▶ Directions:
Your task is to print each record exactly as it reads.

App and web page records
--- --- ---

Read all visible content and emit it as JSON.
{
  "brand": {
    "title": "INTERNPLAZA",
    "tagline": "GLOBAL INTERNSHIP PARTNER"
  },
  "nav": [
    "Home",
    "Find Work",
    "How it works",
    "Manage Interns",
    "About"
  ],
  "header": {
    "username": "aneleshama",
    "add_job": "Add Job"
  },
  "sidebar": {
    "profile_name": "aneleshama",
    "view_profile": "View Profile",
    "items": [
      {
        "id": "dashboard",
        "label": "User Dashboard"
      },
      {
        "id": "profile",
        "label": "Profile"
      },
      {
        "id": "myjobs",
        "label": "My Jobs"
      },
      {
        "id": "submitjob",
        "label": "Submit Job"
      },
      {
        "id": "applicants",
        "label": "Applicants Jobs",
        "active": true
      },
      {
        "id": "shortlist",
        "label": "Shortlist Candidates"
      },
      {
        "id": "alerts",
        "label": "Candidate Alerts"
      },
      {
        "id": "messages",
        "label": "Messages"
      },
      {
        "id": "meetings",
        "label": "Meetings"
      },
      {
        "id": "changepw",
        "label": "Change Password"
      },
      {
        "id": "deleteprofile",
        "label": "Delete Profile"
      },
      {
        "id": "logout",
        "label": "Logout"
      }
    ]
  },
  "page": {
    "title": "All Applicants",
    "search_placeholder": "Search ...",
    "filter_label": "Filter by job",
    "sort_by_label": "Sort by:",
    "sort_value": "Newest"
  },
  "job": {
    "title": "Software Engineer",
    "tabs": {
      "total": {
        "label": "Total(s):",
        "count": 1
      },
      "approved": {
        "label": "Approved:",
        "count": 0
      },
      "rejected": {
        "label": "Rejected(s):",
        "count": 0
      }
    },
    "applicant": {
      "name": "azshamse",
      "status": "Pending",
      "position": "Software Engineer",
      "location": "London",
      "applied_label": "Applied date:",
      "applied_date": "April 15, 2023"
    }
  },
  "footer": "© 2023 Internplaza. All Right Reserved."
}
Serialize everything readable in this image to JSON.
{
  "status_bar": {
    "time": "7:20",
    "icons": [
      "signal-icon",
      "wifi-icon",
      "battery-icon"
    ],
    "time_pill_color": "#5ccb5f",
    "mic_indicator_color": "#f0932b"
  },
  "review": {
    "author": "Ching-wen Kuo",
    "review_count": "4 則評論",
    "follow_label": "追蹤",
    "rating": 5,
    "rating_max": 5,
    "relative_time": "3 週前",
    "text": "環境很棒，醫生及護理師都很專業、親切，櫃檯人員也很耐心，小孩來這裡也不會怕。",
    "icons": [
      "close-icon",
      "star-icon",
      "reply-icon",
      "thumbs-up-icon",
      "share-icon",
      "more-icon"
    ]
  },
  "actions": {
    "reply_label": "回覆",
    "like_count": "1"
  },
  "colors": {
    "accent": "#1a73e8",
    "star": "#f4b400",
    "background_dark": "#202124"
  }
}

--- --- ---

▶ Task response:
Read all visible content and emit it as JSON.
{
  "brand": {
    "title": "INTERNPLAZA",
    "tagline": "GLOBAL INTERNSHIP PARTNER"
  },
  "nav": [
    "Home",
    "Find Work",
    "How it works",
    "Manage Interns",
    "About"
  ],
  "header": {
    "username": "aneleshama",
    "add_job": "Add Job"
  },
  "sidebar": {
    "profile_name": "aneleshama",
    "view_profile": "View Profile",
    "items": [
      {
        "id": "dashboard",
        "label": "User Dashboard"
      },
      {
        "id": "profile",
        "label": "Profile"
      },
      {
        "id": "myjobs",
        "label": "My Jobs"
      },
      {
        "id": "submitjob",
        "label": "Submit Job"
      },
      {
        "id": "applicants",
        "label": "Applicants Jobs",
        "active": true
      },
      {
        "id": "shortlist",
        "label": "Shortlist Candidates"
      },
      {
        "id": "alerts",
        "label": "Candidate Alerts"
      },
      {
        "id": "messages",
        "label": "Messages"
      },
      {
        "id": "meetings",
        "label": "Meetings"
      },
      {
        "id": "changepw",
        "label": "Change Password"
      },
      {
        "id": "deleteprofile",
        "label": "Delete Profile"
      },
      {
        "id": "logout",
        "label": "Logout"
      }
    ]
  },
  "page": {
    "title": "All Applicants",
    "search_placeholder": "Search ...",
    "filter_label": "Filter by job",
    "sort_by_label": "Sort by:",
    "sort_value": "Newest"
  },
  "job": {
    "title": "Software Engineer",
    "tabs": {
      "total": {
        "label": "Total(s):",
        "count": 1
      },
      "approved": {
        "label": "Approved:",
        "count": 0
      },
      "rejected": {
        "label": "Rejected(s):",
        "count": 0
      }
    },
    "applicant": {
      "name": "azshamse",
      "status": "Pending",
      "position": "Software Engineer",
      "location": "London",
      "applied_label": "Applied date:",
      "applied_date": "April 15, 2023"
    }
  },
  "footer": "© 2023 Internplaza. All Right Reserved."
}
Serialize everything readable in this image to JSON.
{
  "status_bar": {
    "time": "7:20",
    "icons": [
      "signal-icon",
      "wifi-icon",
      "battery-icon"
    ],
    "time_pill_color": "#5ccb5f",
    "mic_indicator_color": "#f0932b"
  },
  "review": {
    "author": "Ching-wen Kuo",
    "review_count": "4 則評論",
    "follow_label": "追蹤",
    "rating": 5,
    "rating_max": 5,
    "relative_time": "3 週前",
    "text": "環境很棒，醫生及護理師都很專業、親切，櫃檯人員也很耐心，小孩來這裡也不會怕。",
    "icons": [
      "close-icon",
      "star-icon",
      "reply-icon",
      "thumbs-up-icon",
      "share-icon",
      "more-icon"
    ]
  },
  "actions": {
    "reply_label": "回覆",
    "like_count": "1"
  },
  "colors": {
    "accent": "#1a73e8",
    "star": "#f4b400",
    "background_dark": "#202124"
  }
}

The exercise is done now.